Re: [XHR] remove "user cancels request"

I agree with Glenn that these user cancellations would be better notified
as errors rather than aborts. Key here is to make it possible for authors
to know what's going on and onabort seems quite confusing.

Side note: IE not cancelling requests is a real pain, we have to abort
manually on unload in jQuery because, in old IEs when using the
ActiveX-based XHRs those pending requests may end up exhausting the pool of
available XHRs!

Le lundi 25 février 2013, Glenn Maynard a écrit :

> On Mon, Feb 25, 2013 at 3:37 AM, Anne van Kesteren <<javascript:_e({}, 'cvml', '');>
> > wrote:
>>  Sure, for links (i.e. navigation)... For XMLHttpRequest (fetching)
>> however those rarely change as that would make applications very
>> confusing to the user.

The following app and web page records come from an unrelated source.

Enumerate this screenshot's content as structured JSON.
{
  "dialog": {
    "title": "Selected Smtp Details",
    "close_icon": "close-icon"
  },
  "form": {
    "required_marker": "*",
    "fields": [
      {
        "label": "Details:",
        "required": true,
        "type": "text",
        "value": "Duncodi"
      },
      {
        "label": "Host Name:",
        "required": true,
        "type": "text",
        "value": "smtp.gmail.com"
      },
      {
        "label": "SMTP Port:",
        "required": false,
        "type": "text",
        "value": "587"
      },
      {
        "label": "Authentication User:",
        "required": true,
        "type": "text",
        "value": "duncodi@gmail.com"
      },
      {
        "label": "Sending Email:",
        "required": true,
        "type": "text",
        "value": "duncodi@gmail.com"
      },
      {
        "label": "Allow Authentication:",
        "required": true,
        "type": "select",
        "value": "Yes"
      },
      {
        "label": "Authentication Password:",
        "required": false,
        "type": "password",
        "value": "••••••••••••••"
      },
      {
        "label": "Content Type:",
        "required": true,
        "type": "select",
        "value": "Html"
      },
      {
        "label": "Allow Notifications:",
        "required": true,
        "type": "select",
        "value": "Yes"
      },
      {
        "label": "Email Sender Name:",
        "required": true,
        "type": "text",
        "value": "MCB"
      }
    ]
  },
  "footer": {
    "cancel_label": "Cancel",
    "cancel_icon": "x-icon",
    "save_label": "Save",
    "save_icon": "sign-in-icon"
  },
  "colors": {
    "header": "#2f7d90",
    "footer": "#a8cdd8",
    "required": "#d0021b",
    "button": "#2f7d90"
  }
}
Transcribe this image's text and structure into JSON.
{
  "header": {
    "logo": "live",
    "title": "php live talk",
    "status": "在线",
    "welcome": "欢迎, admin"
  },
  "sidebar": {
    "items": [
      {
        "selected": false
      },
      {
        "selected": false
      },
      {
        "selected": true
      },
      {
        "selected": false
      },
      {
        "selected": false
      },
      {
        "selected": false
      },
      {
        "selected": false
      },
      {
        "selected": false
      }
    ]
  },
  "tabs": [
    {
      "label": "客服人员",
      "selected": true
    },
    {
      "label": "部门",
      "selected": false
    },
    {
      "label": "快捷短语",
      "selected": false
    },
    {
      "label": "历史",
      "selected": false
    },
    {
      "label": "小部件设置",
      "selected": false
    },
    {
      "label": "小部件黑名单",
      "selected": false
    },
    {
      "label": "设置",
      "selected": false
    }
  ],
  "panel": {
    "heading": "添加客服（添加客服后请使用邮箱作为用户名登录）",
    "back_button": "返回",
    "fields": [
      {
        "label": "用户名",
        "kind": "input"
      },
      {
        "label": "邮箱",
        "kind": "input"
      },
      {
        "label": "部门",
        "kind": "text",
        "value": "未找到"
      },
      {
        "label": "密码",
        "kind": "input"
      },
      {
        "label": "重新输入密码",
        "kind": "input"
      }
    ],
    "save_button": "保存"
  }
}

At least, when I still worked at Opera at some
>> point the progress bars for fetching after the page had loaded (<body>
>> load fired) were disabled as they were just too confusing.
> Some data points:
> - Firefox already sends onerror if you hit escape while an XHR is in
> progress.  The onerror handler can just start another XHR request, and
> pressing escape again will once again onerror that new request.
> - In WebKit, if the document load is still in progress, escape cancels
> both the document load (eg. images) and any running XHRs.  If this happens,
> onabort is sent to the request.  However, this only happens during initial
> document load; after that, XHR requests can't be cancelled.  The onabort
> handler can also start another XHR, and since the document load is no
> longer in progress, this one can't be cancelled.
> - IE9 doesn't seem to abort XHR at all.
> WebKit's behavior doesn't make sense.
> Firefox's behavior seems to match what you're suggesting, and it's what
> I'd expect.  Since it doesn't expose any code paths that can't happen
> otherwise, it should also result in the least chance of bugs.
> IE9's behavior of not cancelling XHR on escape at all seems reasonable,
> too.
> For navigation,
> - Firefox also fires onerror if you navigate while an XHR is in progress.
> - WebKit fires onabort.
> - IE9 doesn't seem to cancel XHR on navigation.  (You can get an XHR
> onload after the user has already clicked a link, if the new page hasn't
> already begun to load.)
> If authors really want to be able to distinguish a user cancellation from
> a regular network error, let's stick a flag on onerror.  It's much worse to
> have to carefully distinguish abort() from a user abort.  They're
> completely different things.
> --
> Glenn Maynard

Received on Monday, 25 February 2013 17:25:21 UTC